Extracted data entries
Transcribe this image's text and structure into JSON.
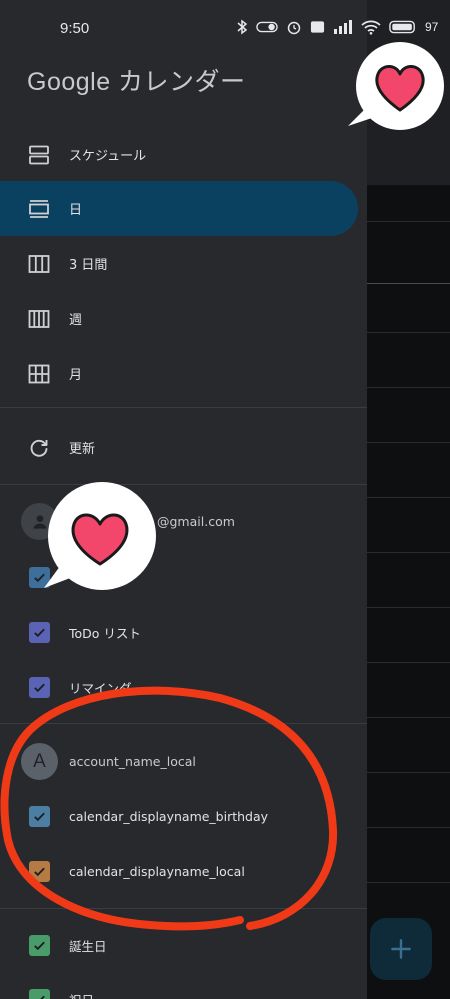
{
  "status_bar": {
    "time": "9:50",
    "battery": "97"
  },
  "app": {
    "title": "Google カレンダー"
  },
  "nav": {
    "items": [
      {
        "label": "スケジュール",
        "icon": "schedule-icon"
      },
      {
        "label": "日",
        "icon": "day-icon",
        "active": true
      },
      {
        "label": "3 日間",
        "icon": "three-day-icon"
      },
      {
        "label": "週",
        "icon": "week-icon"
      },
      {
        "label": "月",
        "icon": "month-icon"
      }
    ],
    "refresh_label": "更新"
  },
  "account": {
    "email_suffix": "@gmail.com",
    "calendars": [
      {
        "label": "",
        "color": "#3e6f9b"
      },
      {
        "label": "ToDo リスト",
        "color": "#5a63b4"
      },
      {
        "label": "リマインダー",
        "color": "#5a63b4"
      }
    ]
  },
  "local_account": {
    "avatar_letter": "A",
    "name": "account_name_local",
    "calendars": [
      {
        "label": "calendar_displayname_birthday",
        "color": "#4b7ea2"
      },
      {
        "label": "calendar_displayname_local",
        "color": "#b67a44"
      }
    ]
  },
  "other_calendars": [
    {
      "label": "誕生日",
      "color": "#4a9b6a"
    },
    {
      "label": "祝日",
      "color": "#4a9b6a"
    }
  ],
  "colors": {
    "drawer_bg": "#28292d",
    "active_bg": "#0b4160",
    "annotation_red": "#f03a17",
    "heart_pink": "#f2476b"
  }
}
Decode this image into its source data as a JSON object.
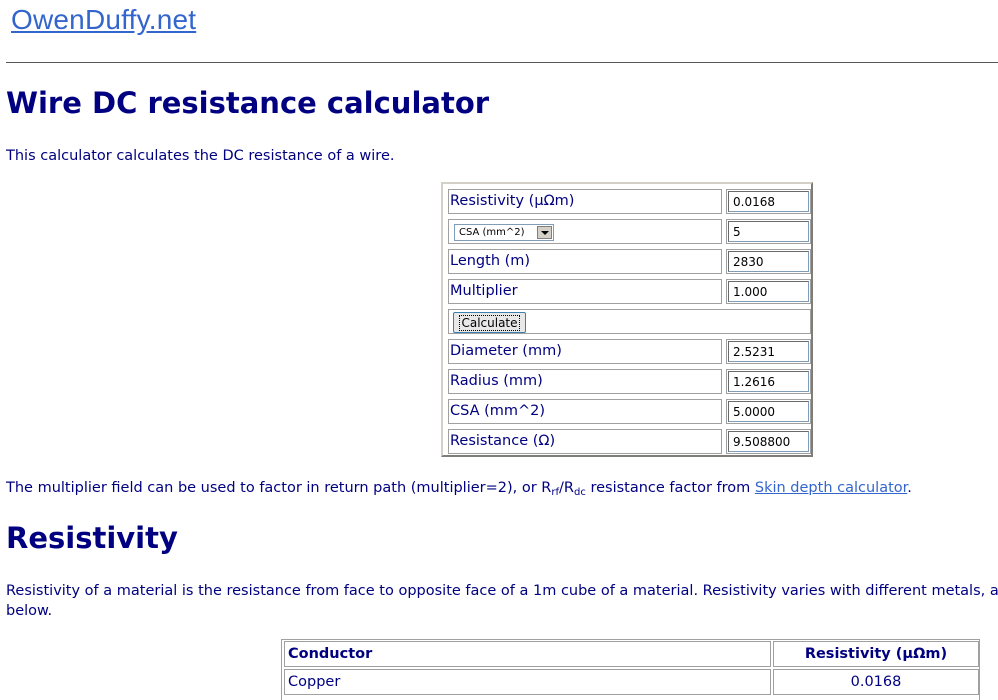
{
  "site": {
    "logo": "OwenDuffy.net"
  },
  "page": {
    "title": "Wire DC resistance calculator",
    "intro": "This calculator calculates the DC resistance of a wire."
  },
  "calculator": {
    "inputs": [
      {
        "label": "Resistivity (μΩm)",
        "value": "0.0168"
      },
      {
        "select_value": "CSA (mm^2)",
        "value": "5"
      },
      {
        "label": "Length (m)",
        "value": "2830"
      },
      {
        "label": "Multiplier",
        "value": "1.000"
      }
    ],
    "calculate_label": "Calculate",
    "outputs": [
      {
        "label": "Diameter (mm)",
        "value": "2.5231"
      },
      {
        "label": "Radius (mm)",
        "value": "1.2616"
      },
      {
        "label": "CSA (mm^2)",
        "value": "5.0000"
      },
      {
        "label": "Resistance (Ω)",
        "value": "9.508800"
      }
    ]
  },
  "multiplier_note": {
    "prefix": "The multiplier field can be used to factor in return path (multiplier=2), or R",
    "sub_rf": "rf",
    "slash": "/R",
    "sub_dc": "dc",
    "middle": " resistance factor from ",
    "link": "Skin depth calculator",
    "suffix": "."
  },
  "resistivity": {
    "title": "Resistivity",
    "desc_line1": "Resistivity of a material is the resistance from face to opposite face of a 1m cube of a material. Resistivity varies with different metals, a",
    "desc_line2": "below.",
    "table": {
      "headers": [
        "Conductor",
        "Resistivity (μΩm)"
      ],
      "rows": [
        [
          "Copper",
          "0.0168"
        ]
      ]
    }
  }
}
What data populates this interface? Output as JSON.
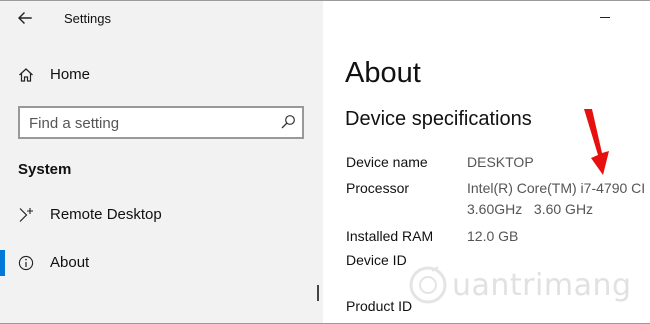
{
  "window": {
    "title": "Settings"
  },
  "nav": {
    "home_label": "Home",
    "search_placeholder": "Find a setting",
    "section_header": "System",
    "items": [
      {
        "label": "Remote Desktop",
        "icon": "remote-desktop-icon"
      },
      {
        "label": "About",
        "icon": "info-icon",
        "selected": true
      }
    ]
  },
  "main": {
    "title": "About",
    "section_title": "Device specifications",
    "specs": [
      {
        "label": "Device name",
        "value": "DESKTOP"
      },
      {
        "label": "Processor",
        "value": "Intel(R) Core(TM) i7-4790 CI",
        "value2": "3.60GHz   3.60 GHz"
      },
      {
        "label": "Installed RAM",
        "value": "12.0 GB"
      },
      {
        "label": "Device ID",
        "value": ""
      },
      {
        "label": "Product ID",
        "value": ""
      }
    ]
  },
  "annotation": {
    "arrow_color": "#e8100e"
  },
  "watermark": {
    "text": "uantrimang"
  },
  "colors": {
    "accent": "#0078d7",
    "nav_background": "#f2f2f2",
    "content_background": "#ffffff"
  }
}
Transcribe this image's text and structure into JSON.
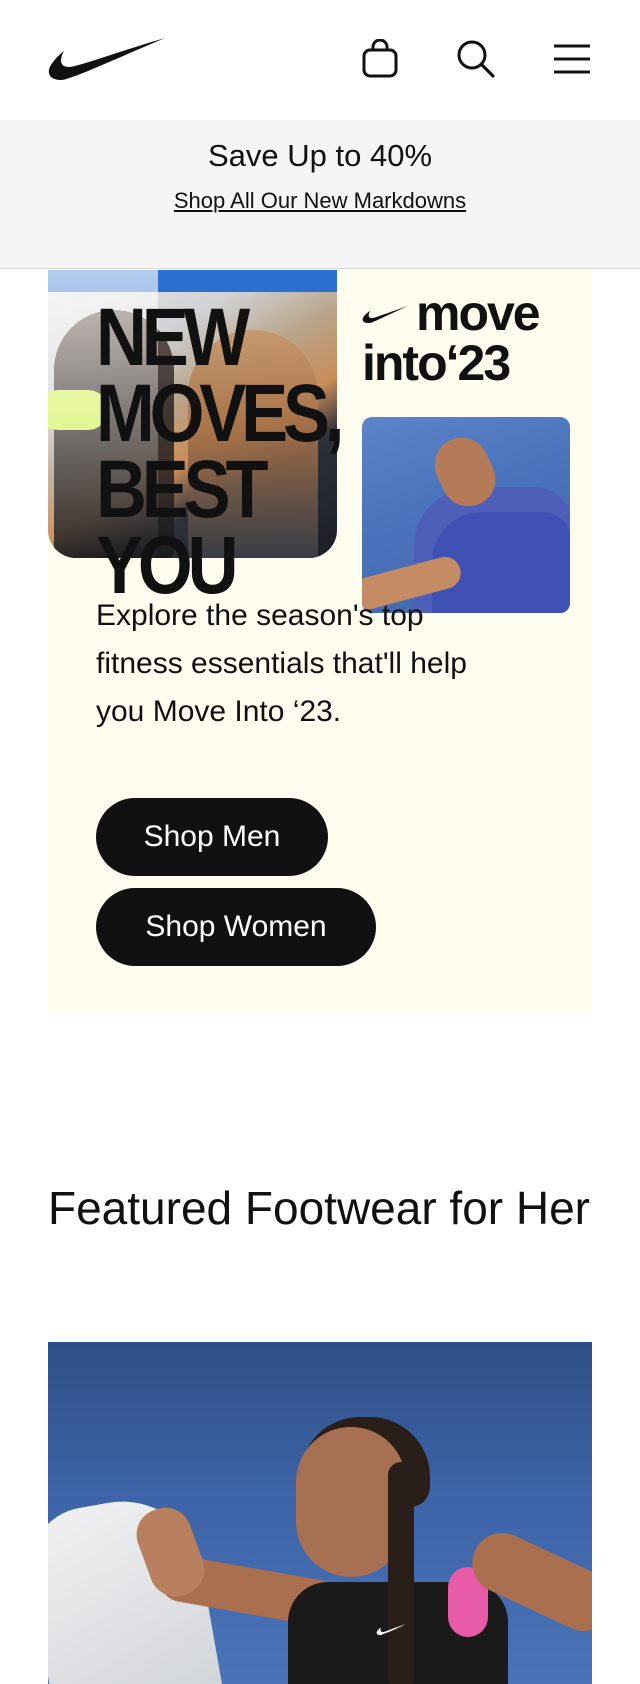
{
  "header": {
    "logo_icon": "nike-swoosh-icon",
    "bag_icon": "shopping-bag-icon",
    "search_icon": "search-icon",
    "menu_icon": "hamburger-menu-icon"
  },
  "promo": {
    "title": "Save Up to 40%",
    "link": "Shop All Our New Markdowns"
  },
  "hero": {
    "brand_line1": "move",
    "brand_line2": "into‘23",
    "headline": [
      "NEW",
      "MOVES,",
      "BEST YOU"
    ],
    "description": "Explore the season's top fitness essentials that'll help you Move Into ‘23.",
    "buttons": {
      "men": "Shop Men",
      "women": "Shop Women"
    },
    "background_color": "#fffcf0"
  },
  "featured": {
    "title": "Featured Footwear for Her"
  },
  "colors": {
    "primary": "#111111",
    "promo_bg": "#f5f5f5",
    "hero_bg": "#fffcf0"
  }
}
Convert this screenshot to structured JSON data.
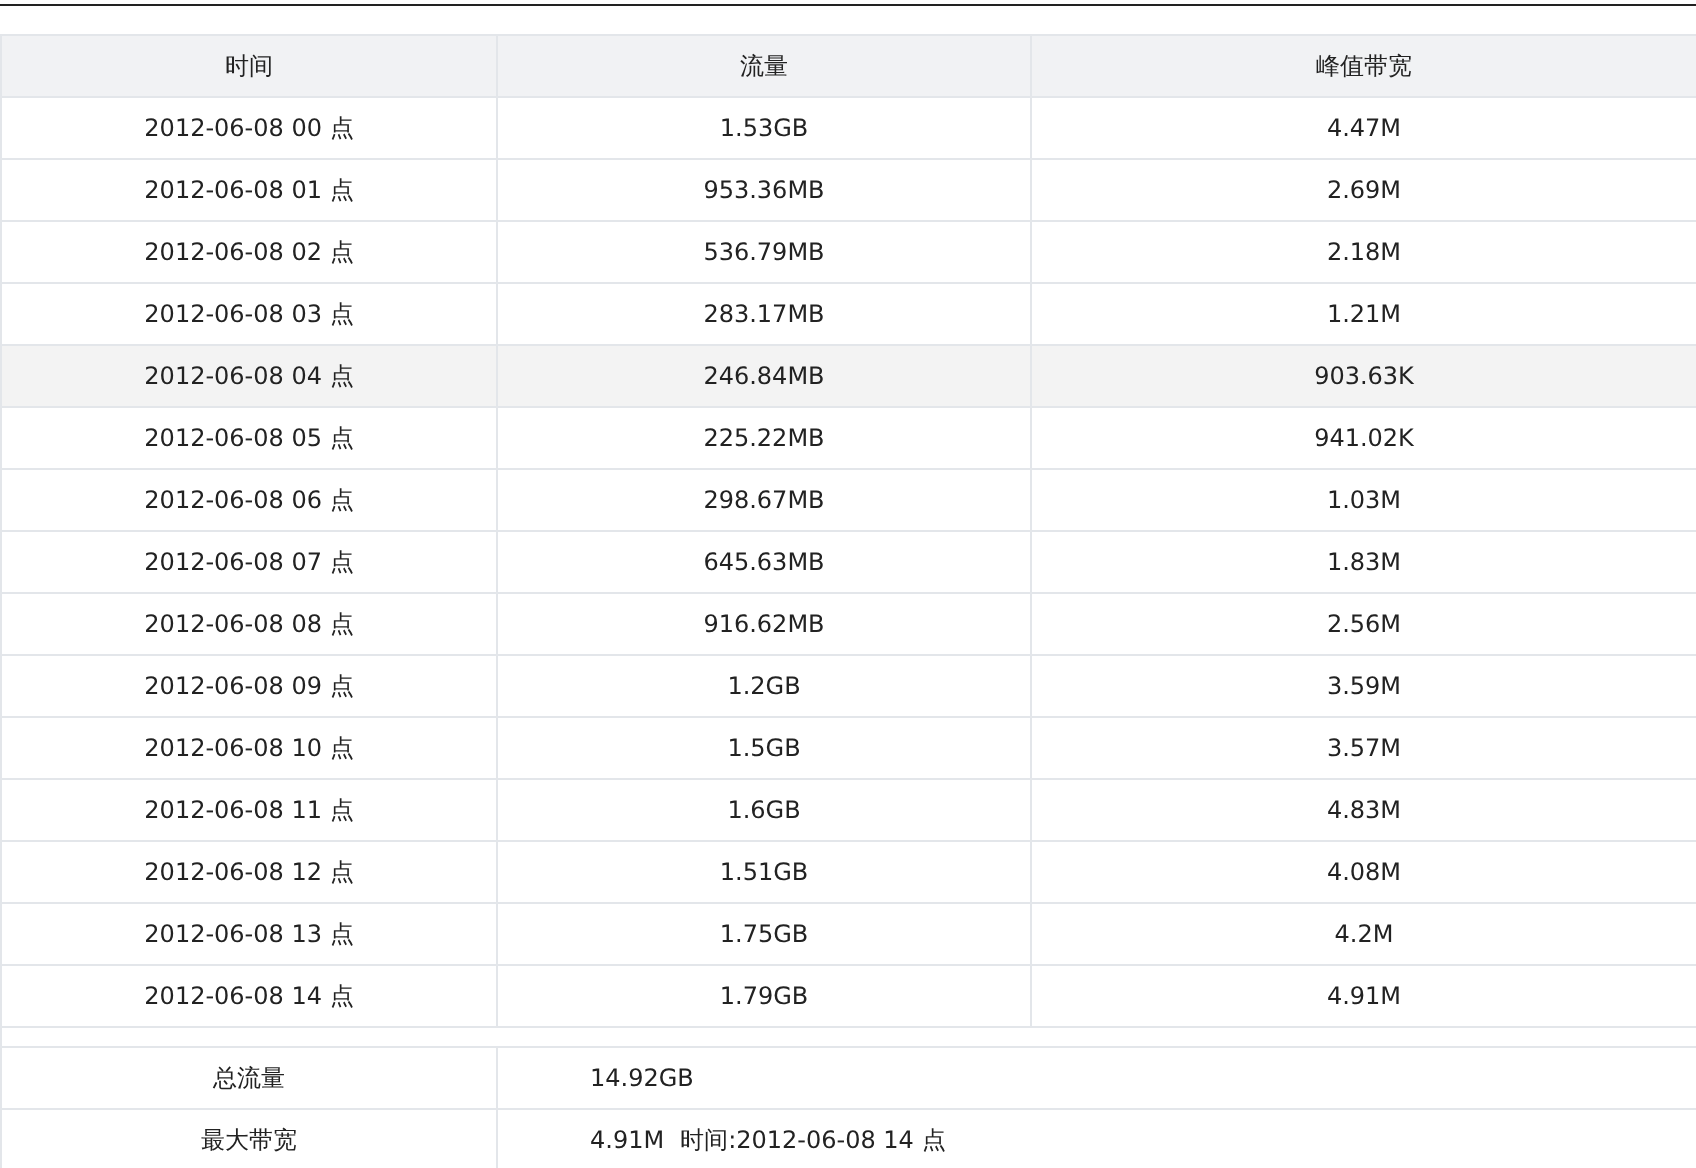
{
  "table": {
    "columns": [
      "时间",
      "流量",
      "峰值带宽"
    ],
    "rows": [
      {
        "time": "2012-06-08 00 点",
        "traffic": "1.53GB",
        "peak": "4.47M",
        "highlighted": false
      },
      {
        "time": "2012-06-08 01 点",
        "traffic": "953.36MB",
        "peak": "2.69M",
        "highlighted": false
      },
      {
        "time": "2012-06-08 02 点",
        "traffic": "536.79MB",
        "peak": "2.18M",
        "highlighted": false
      },
      {
        "time": "2012-06-08 03 点",
        "traffic": "283.17MB",
        "peak": "1.21M",
        "highlighted": false
      },
      {
        "time": "2012-06-08 04 点",
        "traffic": "246.84MB",
        "peak": "903.63K",
        "highlighted": true
      },
      {
        "time": "2012-06-08 05 点",
        "traffic": "225.22MB",
        "peak": "941.02K",
        "highlighted": false
      },
      {
        "time": "2012-06-08 06 点",
        "traffic": "298.67MB",
        "peak": "1.03M",
        "highlighted": false
      },
      {
        "time": "2012-06-08 07 点",
        "traffic": "645.63MB",
        "peak": "1.83M",
        "highlighted": false
      },
      {
        "time": "2012-06-08 08 点",
        "traffic": "916.62MB",
        "peak": "2.56M",
        "highlighted": false
      },
      {
        "time": "2012-06-08 09 点",
        "traffic": "1.2GB",
        "peak": "3.59M",
        "highlighted": false
      },
      {
        "time": "2012-06-08 10 点",
        "traffic": "1.5GB",
        "peak": "3.57M",
        "highlighted": false
      },
      {
        "time": "2012-06-08 11 点",
        "traffic": "1.6GB",
        "peak": "4.83M",
        "highlighted": false
      },
      {
        "time": "2012-06-08 12 点",
        "traffic": "1.51GB",
        "peak": "4.08M",
        "highlighted": false
      },
      {
        "time": "2012-06-08 13 点",
        "traffic": "1.75GB",
        "peak": "4.2M",
        "highlighted": false
      },
      {
        "time": "2012-06-08 14 点",
        "traffic": "1.79GB",
        "peak": "4.91M",
        "highlighted": false
      }
    ]
  },
  "summary": [
    {
      "label": "总流量",
      "values": [
        "14.92GB"
      ]
    },
    {
      "label": "最大带宽",
      "values": [
        "4.91M",
        "时间:2012-06-08 14 点"
      ]
    }
  ]
}
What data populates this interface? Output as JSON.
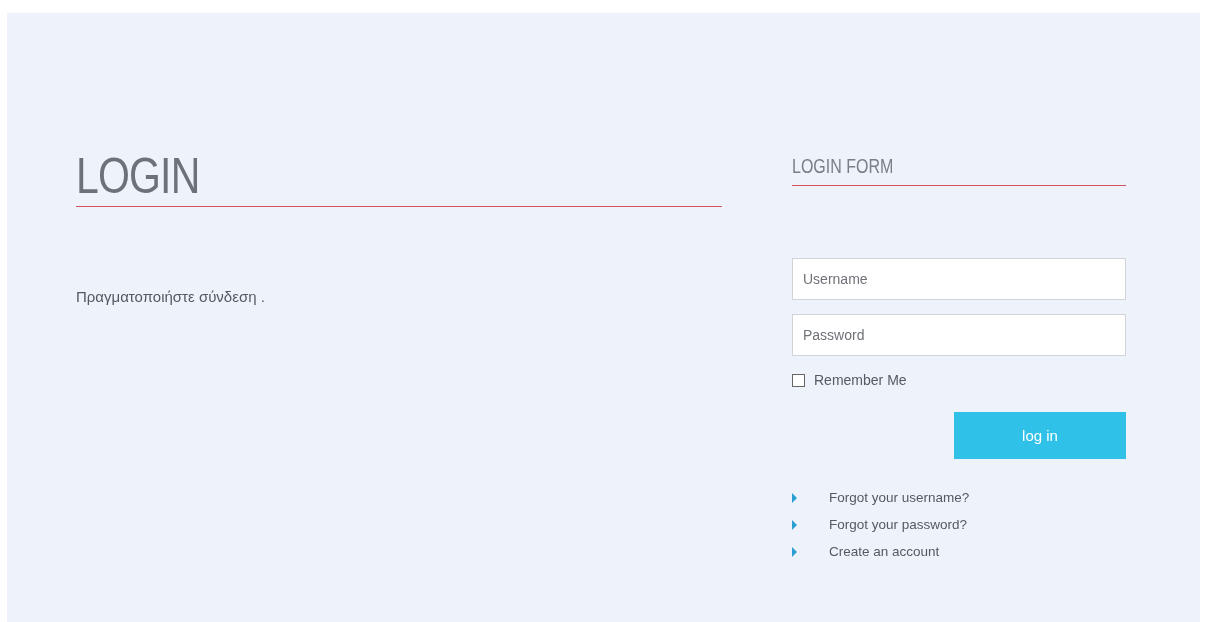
{
  "main": {
    "title": "LOGIN",
    "message": "Πραγματοποιήστε σύνδεση ."
  },
  "login_form": {
    "title": "LOGIN FORM",
    "fields": [
      {
        "placeholder": "Username"
      },
      {
        "placeholder": "Password"
      }
    ],
    "remember": {
      "label": "Remember Me",
      "checked": false
    },
    "button": "log in",
    "links": [
      "Forgot your username?",
      "Forgot your password?",
      "Create an account"
    ]
  }
}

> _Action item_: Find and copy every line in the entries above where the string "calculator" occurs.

> _Solution for this exercise_:
    "title": "Wire DC resistance calculator",
    "intro": "This calculator calculates the DC resistance of a wire."
  "calculator": {
    "link": "Skin depth calculator",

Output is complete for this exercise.